One of the biggest threats to action camera maker GoPro (NASDAQ:GPRO) is the rise of cheaper rival devices that boast comparable specs. Over the past year, Polaroid, Kodak (NYSE:KODK), HTC (NASDAQOTH:HTCCY), and other companies have launched their own action cameras, hoping to hitch a ride on GoPro's coattails. That pressure eventually forced GoPro to launch an entry-level HERO for $129 last year.
However, a formidable new foe now threatens to undercut both GoPro and its cheaper alternatives in pricing. Xiaomi, the Chinese company that toppled Samsung (NASDAQOTH:SSNLF) last year as the top smartphone maker in China, which recently launched the Yi Action Camera, a $65 device which boasts beefier specs than the entry-level HERO.
The Yi Action Camera is only available in China, but the launch could impact GoPro's expansion plans for China. Moreover, if Xiaomi launches the camera stateside, it could evolve into a serious threat to GoPro and its rivals.
GoPro's HERO vs. Xiaomi's Yi Action Camera
Both the low-end HERO and Yi have built-in Wi-Fi for file transfers and can be controlled remotely via companion apps. Both cameras have similar battery capacities, identical waterproof depth, and are compatible with a wide range of bracket mounts.
However, the Yi tops the HERO at recording video and taking still photos. The HERO captures still shots at 5 megapixels, while the Yi shoots at 16 megapixels. The HERO can record 1080p video at 30fps, while the Yi records 1080p video at 60fps. The Yi, which weighs just 72g, is also much lighter than the 111g HERO. However, the HERO has a wider viewing angle of 170 degrees, compared to the Yi's 155 degrees.
Since the Yi beats the HERO across most categories at half the price, GoPro could have a very tough time breaking into the Chinese market.
Why GoPro should watch its back
GoPro has held its ground against cheaper rivals with its brand appeal. As long as its rivals are collectively labeled "GoPro knockoffs," its brand remains synonymous with high-end action cameras. GoPro reinforces this notion with user-submitted and professional content on the GoPro Network.
However, investors should remember that Xiaomi recently unveiled plans to enter the U.S. market by selling non-smartphone products like headphones, smart TVs, and air purifiers through its online Mi Store. Therefore, Xiaomi might start selling Yi Action Cameras via the Mi Store to U.S. customers.
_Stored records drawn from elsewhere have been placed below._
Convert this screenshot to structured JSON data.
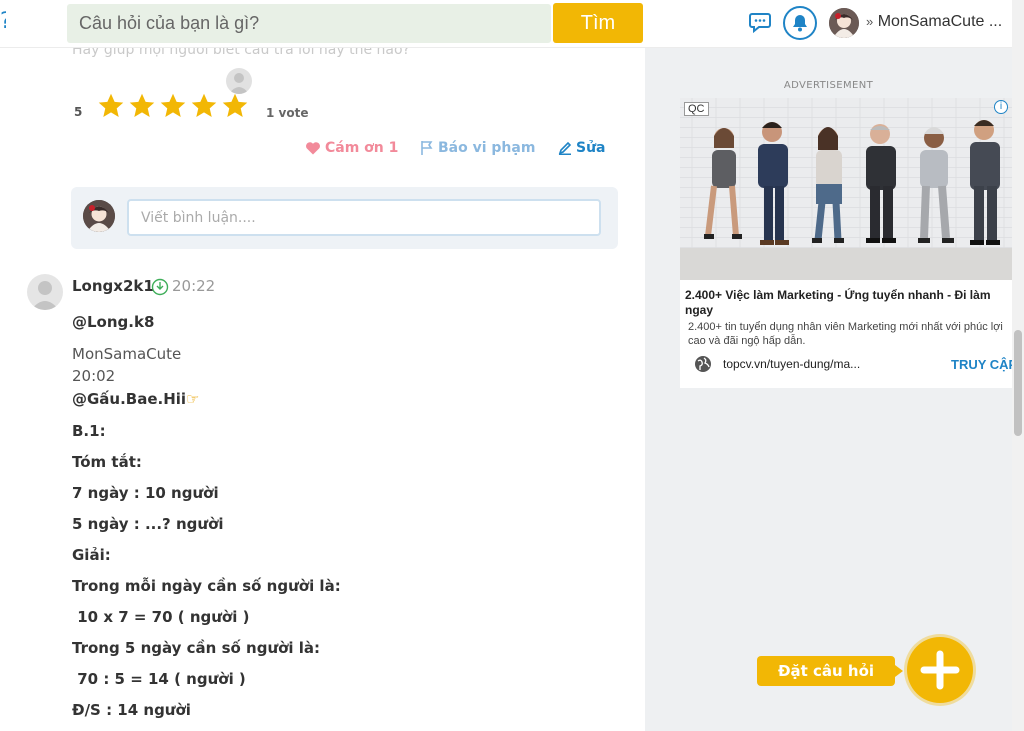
{
  "header": {
    "search_placeholder": "Câu hỏi của bạn là gì?",
    "search_button": "Tìm",
    "user_name": "MonSamaCute ..."
  },
  "question": {
    "faded_text": "Hãy giúp mọi người biết câu trả lời này thế nào?",
    "rating_value": "5",
    "stars": 5,
    "vote_text": "1 vote",
    "thank_label": "Cám ơn 1",
    "report_label": "Báo vi phạm",
    "edit_label": "Sửa",
    "comment_placeholder": "Viết bình luận...."
  },
  "answer": {
    "username": "Longx2k1",
    "time": "20:22",
    "lines": [
      "@Long.k8",
      "MonSamaCute",
      "20:02",
      "@Gấu.Bae.Hii",
      "B.1:",
      "Tóm tắt:",
      "7 ngày : 10 người",
      "5 ngày : ...? người",
      "Giải:",
      "Trong mỗi ngày cần số người là:",
      " 10 x 7 = 70 ( người )",
      "Trong 5 ngày cần số người là:",
      " 70 : 5 = 14 ( người )",
      "Đ/S : 14 người"
    ]
  },
  "ad": {
    "label": "ADVERTISEMENT",
    "badge": "QC",
    "info": "i",
    "title": "2.400+ Việc làm Marketing - Ứng tuyển nhanh - Đi làm ngay",
    "description": "2.400+ tin tuyển dụng nhân viên Marketing mới nhất với phúc lợi cao và đãi ngộ hấp dẫn.",
    "url": "topcv.vn/tuyen-dung/ma...",
    "cta": "TRUY CẬP"
  },
  "ask": {
    "label": "Đặt câu hỏi"
  },
  "colors": {
    "accent": "#f2b705",
    "brand_blue": "#1f84c6",
    "thank_pink": "#f28a9a"
  }
}
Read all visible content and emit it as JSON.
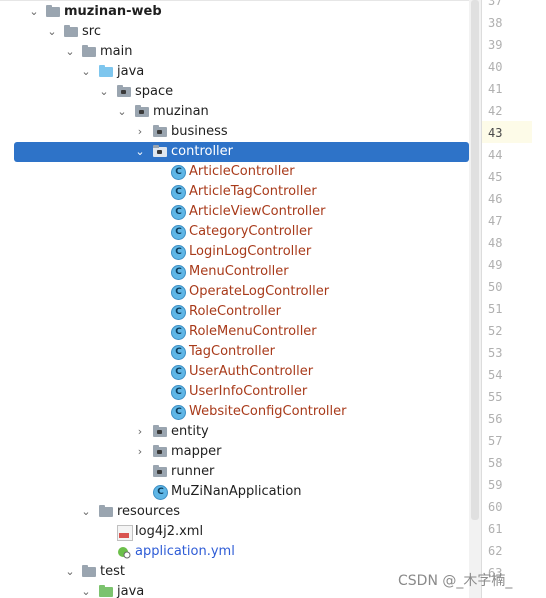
{
  "tree": {
    "project": "muzinan-web",
    "src": "src",
    "main": "main",
    "java": "java",
    "space": "space",
    "muzinan": "muzinan",
    "business": "business",
    "controller": "controller",
    "controllers": [
      "ArticleController",
      "ArticleTagController",
      "ArticleViewController",
      "CategoryController",
      "LoginLogController",
      "MenuController",
      "OperateLogController",
      "RoleController",
      "RoleMenuController",
      "TagController",
      "UserAuthController",
      "UserInfoController",
      "WebsiteConfigController"
    ],
    "entity": "entity",
    "mapper": "mapper",
    "runner": "runner",
    "app_class": "MuZiNanApplication",
    "resources": "resources",
    "log4j2": "log4j2.xml",
    "app_yml": "application.yml",
    "test": "test",
    "test_java": "java"
  },
  "gutter": {
    "line_numbers": [
      "37",
      "38",
      "39",
      "40",
      "41",
      "42",
      "43",
      "44",
      "45",
      "46",
      "47",
      "48",
      "49",
      "50",
      "51",
      "52",
      "53",
      "54",
      "55",
      "56",
      "57",
      "58",
      "59",
      "60",
      "61",
      "62",
      "63"
    ],
    "current_line": "43"
  },
  "watermark": "CSDN @_木字楠_",
  "icons": {
    "class_glyph": "C"
  }
}
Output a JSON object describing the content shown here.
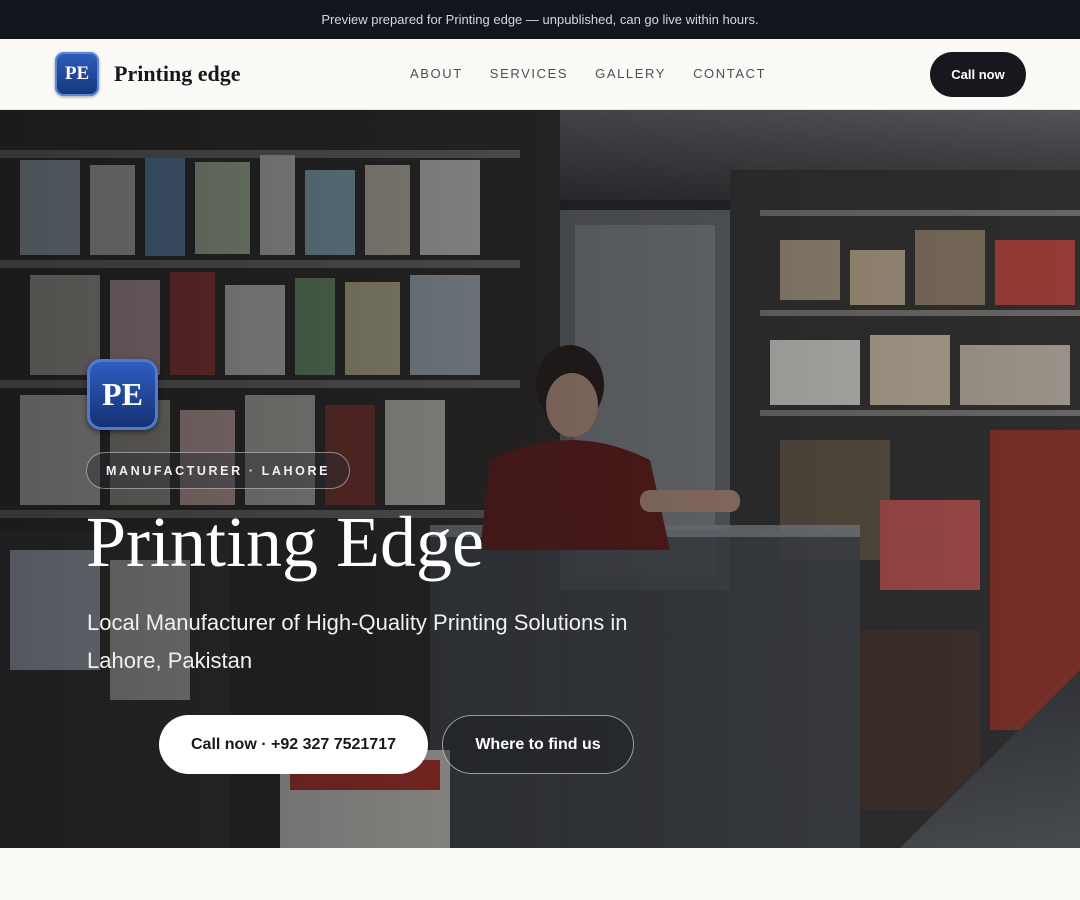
{
  "preview_banner": "Preview prepared for Printing edge — unpublished, can go live within hours.",
  "header": {
    "logo_initials": "PE",
    "brand_name": "Printing edge",
    "nav": [
      "ABOUT",
      "SERVICES",
      "GALLERY",
      "CONTACT"
    ],
    "call_label": "Call now"
  },
  "hero": {
    "logo_initials": "PE",
    "tag": "MANUFACTURER · LAHORE",
    "title": "Printing Edge",
    "subtitle": "Local Manufacturer of High-Quality Printing Solutions in Lahore, Pakistan",
    "primary_button": "Call now · +92 327 7521717",
    "secondary_button": "Where to find us"
  },
  "colors": {
    "dark": "#16181d",
    "logo_blue": "#1f4aa3",
    "page_bg": "#faf9f6"
  }
}
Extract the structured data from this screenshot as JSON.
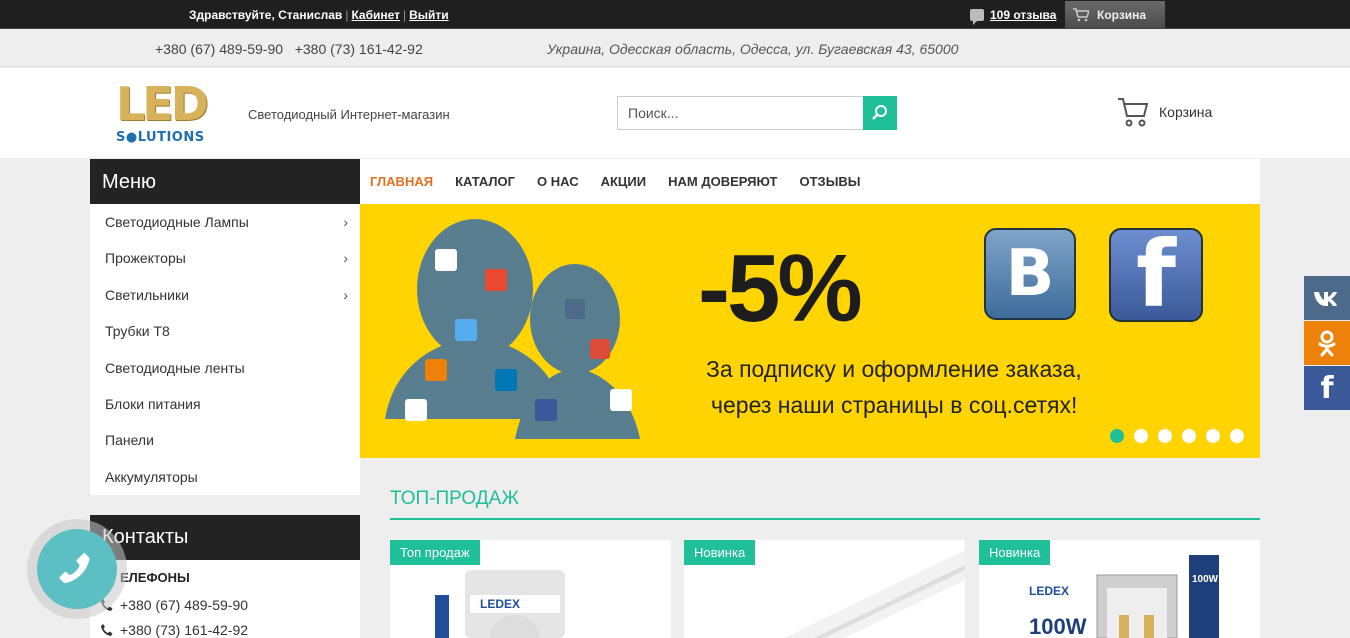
{
  "topbar": {
    "greeting": "Здравствуйте, Станислав",
    "cabinet": "Кабинет",
    "logout": "Выйти",
    "reviews": "109 отзыва",
    "cart": "Корзина"
  },
  "infobar": {
    "phones": "+380 (67) 489-59-90   +380 (73) 161-42-92",
    "address": "Украина, Одесская область, Одесса, ул. Бугаевская 43, 65000"
  },
  "header": {
    "tagline": "Светодиодный Интернет-магазин",
    "search_placeholder": "Поиск...",
    "cart": "Корзина"
  },
  "menu": {
    "title": "Меню",
    "items": [
      {
        "label": "Светодиодные Лампы",
        "chevron": "›"
      },
      {
        "label": "Прожекторы",
        "chevron": "›"
      },
      {
        "label": "Светильники",
        "chevron": "›"
      },
      {
        "label": "Трубки Т8",
        "chevron": ""
      },
      {
        "label": "Светодиодные ленты",
        "chevron": ""
      },
      {
        "label": "Блоки питания",
        "chevron": ""
      },
      {
        "label": "Панели",
        "chevron": ""
      },
      {
        "label": "Аккумуляторы",
        "chevron": ""
      }
    ]
  },
  "contacts": {
    "title": "Контакты",
    "label": "ЕЛЕФОНЫ",
    "phone1": "+380 (67) 489-59-90",
    "phone2": "+380 (73) 161-42-92"
  },
  "nav": {
    "items": [
      "ГЛАВНАЯ",
      "КАТАЛОГ",
      "О НАС",
      "АКЦИИ",
      "НАМ ДОВЕРЯЮТ",
      "ОТЗЫВЫ"
    ]
  },
  "banner": {
    "percent": "-5%",
    "line1": "За подписку и оформление заказа,",
    "line2": "через наши страницы в соц.сетях!",
    "vk": "B",
    "fb": "f",
    "active_slide": 1,
    "slides": 6
  },
  "top_sales": {
    "title": "ТОП-ПРОДАЖ",
    "cards": [
      {
        "badge": "Топ продаж",
        "brand": "LEDEX"
      },
      {
        "badge": "Новинка",
        "brand": ""
      },
      {
        "badge": "Новинка",
        "brand": "LEDEX",
        "power": "100W"
      }
    ]
  },
  "social": [
    {
      "name": "vk",
      "glyph": "vk",
      "color": "#4d6a8a"
    },
    {
      "name": "ok",
      "glyph": "ok",
      "color": "#ee8208"
    },
    {
      "name": "fb",
      "glyph": "f",
      "color": "#3b5998"
    }
  ],
  "colors": {
    "accent": "#1fbf9a",
    "active_nav": "#e0701d",
    "banner": "#ffd400"
  }
}
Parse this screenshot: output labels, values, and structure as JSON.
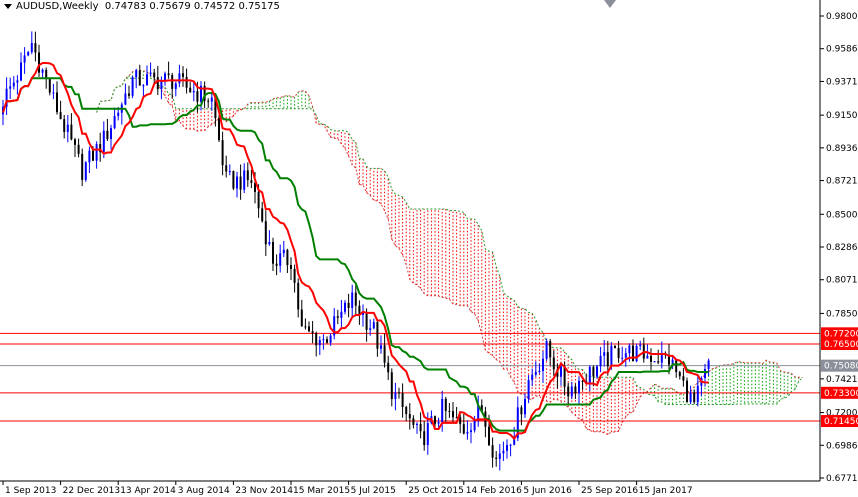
{
  "header": {
    "symbol": "AUDUSD,Weekly",
    "ohlc": "0.74783 0.75679 0.74572 0.75175"
  },
  "chart_data": {
    "type": "candlestick",
    "title": "AUDUSD,Weekly",
    "indicator": "Ichimoku Kinko Hyo (9,26,52)",
    "ylim": [
      0.67715,
      0.98005
    ],
    "y_ticks": [
      "0.98005",
      "0.95860",
      "0.93715",
      "0.91505",
      "0.89360",
      "0.87215",
      "0.85005",
      "0.82860",
      "0.80715",
      "0.78505",
      "0.74215",
      "0.72005",
      "0.69860",
      "0.67715"
    ],
    "x_ticks": [
      "1 Sep 2013",
      "22 Dec 2013",
      "13 Apr 2014",
      "3 Aug 2014",
      "23 Nov 2014",
      "15 Mar 2015",
      "5 Jul 2015",
      "25 Oct 2015",
      "14 Feb 2016",
      "5 Jun 2016",
      "25 Sep 2016",
      "15 Jan 2017"
    ],
    "weeks_per_x_tick": 16,
    "close_keyframes_week_price": [
      [
        0,
        0.925
      ],
      [
        5,
        0.945
      ],
      [
        8,
        0.962
      ],
      [
        14,
        0.925
      ],
      [
        22,
        0.879
      ],
      [
        28,
        0.899
      ],
      [
        36,
        0.938
      ],
      [
        47,
        0.938
      ],
      [
        58,
        0.925
      ],
      [
        62,
        0.872
      ],
      [
        69,
        0.872
      ],
      [
        75,
        0.82
      ],
      [
        80,
        0.82
      ],
      [
        83,
        0.774
      ],
      [
        89,
        0.767
      ],
      [
        97,
        0.794
      ],
      [
        103,
        0.774
      ],
      [
        108,
        0.735
      ],
      [
        116,
        0.702
      ],
      [
        122,
        0.722
      ],
      [
        128,
        0.709
      ],
      [
        133,
        0.722
      ],
      [
        137,
        0.689
      ],
      [
        142,
        0.709
      ],
      [
        146,
        0.741
      ],
      [
        151,
        0.761
      ],
      [
        157,
        0.735
      ],
      [
        164,
        0.748
      ],
      [
        171,
        0.761
      ],
      [
        178,
        0.758
      ],
      [
        185,
        0.755
      ],
      [
        192,
        0.725
      ],
      [
        196,
        0.751
      ]
    ],
    "levels": [
      {
        "price": "0.77200",
        "color": "#ff0000"
      },
      {
        "price": "0.76500",
        "color": "#ff0000"
      },
      {
        "price": "0.75080",
        "color": "#8a8f99"
      },
      {
        "price": "0.73300",
        "color": "#ff0000"
      },
      {
        "price": "0.71450",
        "color": "#ff0000"
      }
    ],
    "colors": {
      "bull": "#0000ff",
      "bear": "#000000",
      "tenkan": "#ff0000",
      "kijun": "#008000",
      "cloud_bear": "#ff0000",
      "cloud_bull": "#00a000"
    }
  }
}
In China, Xiaomi relies on three core strategies. First, it undercuts its main rivals by selling comparable hardware at paper-thin margins. Second, it cuts costs by spending very little on marketing, relying on word-of-mouth advertising, and only selling its products online. Third, it inflates demand and boosts publicity by announcing "flash sales" over social media. This also allows Xiaomi to sell its devices in batches and retain better control over its inventory.
If Xiaomi employs those same strategies stateside, GoPro's devices could start looking very pricey. If GoPro tries to match Xiaomi's prices with even cheaper cameras, its margins could decline as it cannibalizes sales of higher-end devices like the $400 HERO4 Silver and $500 HERO4 Black.
What GoPro investors should consider
GoPro stock fell nearly 5% after Xiaomi's announcement on March 2, but investors should remember that GoPro, which still relies on the U.S. market for over half of its sales, is doing quite well in its home market.
Last quarter, GoPro's revenue rose 75% year over year, and net income soared 267%. GoPro is also diversifying its top line with consumer drones and media expansion efforts, which could strengthen its brand and reduce its exposure to action cameras.
Yet GoPro also plans to expand globally. CEO Nick Woodman, speaking to the Financial Times at CES 2015 in January, stated that he planned for GoPro to enter the Chinese market sometime in 2015. But during CES, CFO Jack Lazar also told Citigroup's Ehud Gelblum that GoPro's overseas expansion plans might take longer than anticipated.
If GoPro counts on the Chinese market to boost its revenue, but its overseas expansion plans aren't fully mapped out yet, it could be marginalized by cheaper competitors like Xiaomi. Therefore, Xiaomi's Yi Action Camera isn't a direct threat to GoPro for now, but it clearly tosses a wrench into that long-term strategy.
GoPro investors certainly shouldn't panic, but they should keep an eye on Xiaomi's moves over the next few months. If Xiaomi launches the Mi Store in the U.S. and uses it to sell the Yi Action Camera, investors should see how well they sell, and if it forces GoPro to lower its prices.
Leo Sun has no position in any stocks mentioned. The Motley Fool recommends GoPro. Try any of our Foolish newsletter services free for 30 days. We Fools may not all hold the same opinions, but we all believe that considering a diverse range of insights makes us better investors. The Motley Fool has a disclosure policy.